If you took say 35 ingredients (the trendy list) and did a mathematical calculation of various combinations and possibilities; you could say come up with 70 dishes without thinking about why you should be putting certain things together. There is no feeling or rationale except perhaps that the cook has been to San Francisco and heard about these things and so off they go with it -- because it seems a fashionable idea.

I want food to be intelligent and there are not many who want to give it that thought.

Due to the fashionable rise of cooking as a career without any training behind it and due, in some part, to yuppie life style -- the food writers really only reflect the way the public want to dine -- it's fairly superficial.

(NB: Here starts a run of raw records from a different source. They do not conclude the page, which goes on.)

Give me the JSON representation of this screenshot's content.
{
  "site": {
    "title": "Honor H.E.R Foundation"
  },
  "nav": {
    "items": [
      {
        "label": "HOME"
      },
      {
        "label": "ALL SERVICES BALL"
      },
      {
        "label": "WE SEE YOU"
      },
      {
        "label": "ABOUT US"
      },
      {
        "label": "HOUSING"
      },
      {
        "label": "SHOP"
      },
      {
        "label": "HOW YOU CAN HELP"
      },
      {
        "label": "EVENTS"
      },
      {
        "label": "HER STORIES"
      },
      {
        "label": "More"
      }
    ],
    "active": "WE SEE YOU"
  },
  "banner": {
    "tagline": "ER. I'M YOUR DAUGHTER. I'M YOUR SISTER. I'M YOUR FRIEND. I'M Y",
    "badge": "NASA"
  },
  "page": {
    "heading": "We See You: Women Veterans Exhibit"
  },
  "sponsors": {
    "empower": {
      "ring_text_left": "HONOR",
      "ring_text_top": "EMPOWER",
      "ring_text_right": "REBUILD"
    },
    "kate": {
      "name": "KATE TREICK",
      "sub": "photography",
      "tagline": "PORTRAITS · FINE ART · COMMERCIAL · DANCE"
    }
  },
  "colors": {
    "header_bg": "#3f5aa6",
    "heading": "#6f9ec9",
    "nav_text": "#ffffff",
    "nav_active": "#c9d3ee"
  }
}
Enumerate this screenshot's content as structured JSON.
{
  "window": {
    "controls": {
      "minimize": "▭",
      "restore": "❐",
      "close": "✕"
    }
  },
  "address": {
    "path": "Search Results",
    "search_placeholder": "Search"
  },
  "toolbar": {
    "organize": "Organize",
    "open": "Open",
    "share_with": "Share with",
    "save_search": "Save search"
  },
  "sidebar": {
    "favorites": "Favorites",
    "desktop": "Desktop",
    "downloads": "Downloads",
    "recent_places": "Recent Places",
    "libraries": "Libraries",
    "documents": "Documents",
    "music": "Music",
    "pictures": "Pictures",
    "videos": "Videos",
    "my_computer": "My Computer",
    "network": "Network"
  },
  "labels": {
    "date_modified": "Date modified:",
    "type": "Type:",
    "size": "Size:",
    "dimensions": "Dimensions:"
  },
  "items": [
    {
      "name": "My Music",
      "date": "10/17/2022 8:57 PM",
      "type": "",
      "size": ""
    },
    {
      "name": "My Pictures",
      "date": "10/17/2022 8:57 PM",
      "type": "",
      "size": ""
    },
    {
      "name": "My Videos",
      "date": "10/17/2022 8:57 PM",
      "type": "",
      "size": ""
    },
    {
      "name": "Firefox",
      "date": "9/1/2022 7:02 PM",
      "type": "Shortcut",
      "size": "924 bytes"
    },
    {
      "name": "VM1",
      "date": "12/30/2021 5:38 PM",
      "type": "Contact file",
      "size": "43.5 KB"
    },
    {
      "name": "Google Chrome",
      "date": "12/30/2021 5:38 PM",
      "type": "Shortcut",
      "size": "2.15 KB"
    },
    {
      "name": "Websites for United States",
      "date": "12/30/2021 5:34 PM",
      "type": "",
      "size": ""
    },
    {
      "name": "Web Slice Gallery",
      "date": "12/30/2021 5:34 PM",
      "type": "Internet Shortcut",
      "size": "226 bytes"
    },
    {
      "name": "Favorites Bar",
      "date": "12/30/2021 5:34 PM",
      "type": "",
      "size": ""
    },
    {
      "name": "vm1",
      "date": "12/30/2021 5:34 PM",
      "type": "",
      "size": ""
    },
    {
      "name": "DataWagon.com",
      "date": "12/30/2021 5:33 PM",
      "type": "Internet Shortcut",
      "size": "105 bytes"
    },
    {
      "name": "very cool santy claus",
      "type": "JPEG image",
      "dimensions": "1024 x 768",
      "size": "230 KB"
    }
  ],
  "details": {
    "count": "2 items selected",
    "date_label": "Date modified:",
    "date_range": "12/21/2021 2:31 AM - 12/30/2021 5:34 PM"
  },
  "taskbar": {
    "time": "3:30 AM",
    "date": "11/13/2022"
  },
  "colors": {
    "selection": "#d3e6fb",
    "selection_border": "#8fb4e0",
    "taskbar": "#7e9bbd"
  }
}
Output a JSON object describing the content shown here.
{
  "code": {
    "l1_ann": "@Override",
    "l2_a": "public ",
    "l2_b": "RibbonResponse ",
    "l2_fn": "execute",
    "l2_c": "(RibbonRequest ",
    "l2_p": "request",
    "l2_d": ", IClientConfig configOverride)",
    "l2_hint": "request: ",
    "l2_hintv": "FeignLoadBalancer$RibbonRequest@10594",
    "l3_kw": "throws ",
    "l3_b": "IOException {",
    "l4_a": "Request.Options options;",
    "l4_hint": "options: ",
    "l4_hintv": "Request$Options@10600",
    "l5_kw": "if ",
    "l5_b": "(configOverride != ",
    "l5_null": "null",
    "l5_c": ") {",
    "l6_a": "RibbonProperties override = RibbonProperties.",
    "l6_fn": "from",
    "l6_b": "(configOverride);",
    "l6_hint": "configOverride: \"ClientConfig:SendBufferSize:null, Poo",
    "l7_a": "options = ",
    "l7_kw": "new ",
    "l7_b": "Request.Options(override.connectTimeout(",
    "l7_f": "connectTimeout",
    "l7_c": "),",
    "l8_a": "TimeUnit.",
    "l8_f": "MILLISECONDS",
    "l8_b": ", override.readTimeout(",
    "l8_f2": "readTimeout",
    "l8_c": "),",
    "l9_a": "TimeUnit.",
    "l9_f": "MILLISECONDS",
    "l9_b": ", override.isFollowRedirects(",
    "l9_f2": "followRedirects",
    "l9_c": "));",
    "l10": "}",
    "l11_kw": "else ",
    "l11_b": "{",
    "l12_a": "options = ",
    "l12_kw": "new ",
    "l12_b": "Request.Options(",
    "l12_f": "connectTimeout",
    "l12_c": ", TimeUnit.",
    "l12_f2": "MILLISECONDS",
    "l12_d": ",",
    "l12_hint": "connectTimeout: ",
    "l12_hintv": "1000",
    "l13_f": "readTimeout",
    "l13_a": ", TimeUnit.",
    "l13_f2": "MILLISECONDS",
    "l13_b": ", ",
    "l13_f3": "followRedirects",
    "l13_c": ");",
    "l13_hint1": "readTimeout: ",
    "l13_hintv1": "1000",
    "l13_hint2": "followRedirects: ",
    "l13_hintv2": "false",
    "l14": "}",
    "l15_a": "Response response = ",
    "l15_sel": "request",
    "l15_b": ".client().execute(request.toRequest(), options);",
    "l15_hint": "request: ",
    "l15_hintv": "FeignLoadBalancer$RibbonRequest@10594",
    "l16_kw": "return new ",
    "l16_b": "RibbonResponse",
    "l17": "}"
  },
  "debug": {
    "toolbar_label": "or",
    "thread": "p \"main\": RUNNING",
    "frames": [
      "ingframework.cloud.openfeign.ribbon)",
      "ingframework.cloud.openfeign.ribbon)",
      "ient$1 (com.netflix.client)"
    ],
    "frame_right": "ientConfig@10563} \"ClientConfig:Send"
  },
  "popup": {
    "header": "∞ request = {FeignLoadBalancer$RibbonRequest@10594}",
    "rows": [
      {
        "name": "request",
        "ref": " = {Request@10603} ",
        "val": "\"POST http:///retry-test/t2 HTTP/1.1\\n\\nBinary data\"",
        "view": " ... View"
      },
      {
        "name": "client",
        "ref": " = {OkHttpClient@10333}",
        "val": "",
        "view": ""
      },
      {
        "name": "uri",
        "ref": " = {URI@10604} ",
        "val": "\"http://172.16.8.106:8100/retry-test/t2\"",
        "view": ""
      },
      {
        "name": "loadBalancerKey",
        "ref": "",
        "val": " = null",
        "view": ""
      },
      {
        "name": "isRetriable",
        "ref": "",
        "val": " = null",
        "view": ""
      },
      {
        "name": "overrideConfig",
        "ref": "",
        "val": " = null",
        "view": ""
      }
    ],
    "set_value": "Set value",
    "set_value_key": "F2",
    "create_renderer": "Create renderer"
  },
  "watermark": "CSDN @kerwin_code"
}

There are lots of kids who really want to learn properly and are interested in the intelligent approach but there is a dearth of people able to teach them so they drift into pubs and trendy bistros and that's all they can get taught because there are not enough real cooks to teach them. It's very sad.

Gay and Janni left Berowra Waters at the end of 1994 and took up residence in the Bennelong Restaurant in the Sydney Opera House in 1995. It is Australia's most prestigous restaurant location. Here they provided some of Australia's very best food. Unfortunately, they seem to have fallen foul of Sydney food politics being awarded a derisory two hats in the 1997 Sydney Morning Herald Good Food Guide. The food is worth far more than that!

Janni and Gay parted company towards the end of 1997 when Janni left Bennelong to start his own restaurant, MG Garage. Gay has left Bennelong, and the restaurant is now closed (June 1998). Today, April 2001, Gay lives in the McLarenvale near Adelaide Suth Australia.

MG Garage is open for lunch and dinner 7 days. Bookings +61 (2) 9383 9383.


Mietta O'Donnell
February 1991
Updated December 1996 and April 2001
©Mietta's 1996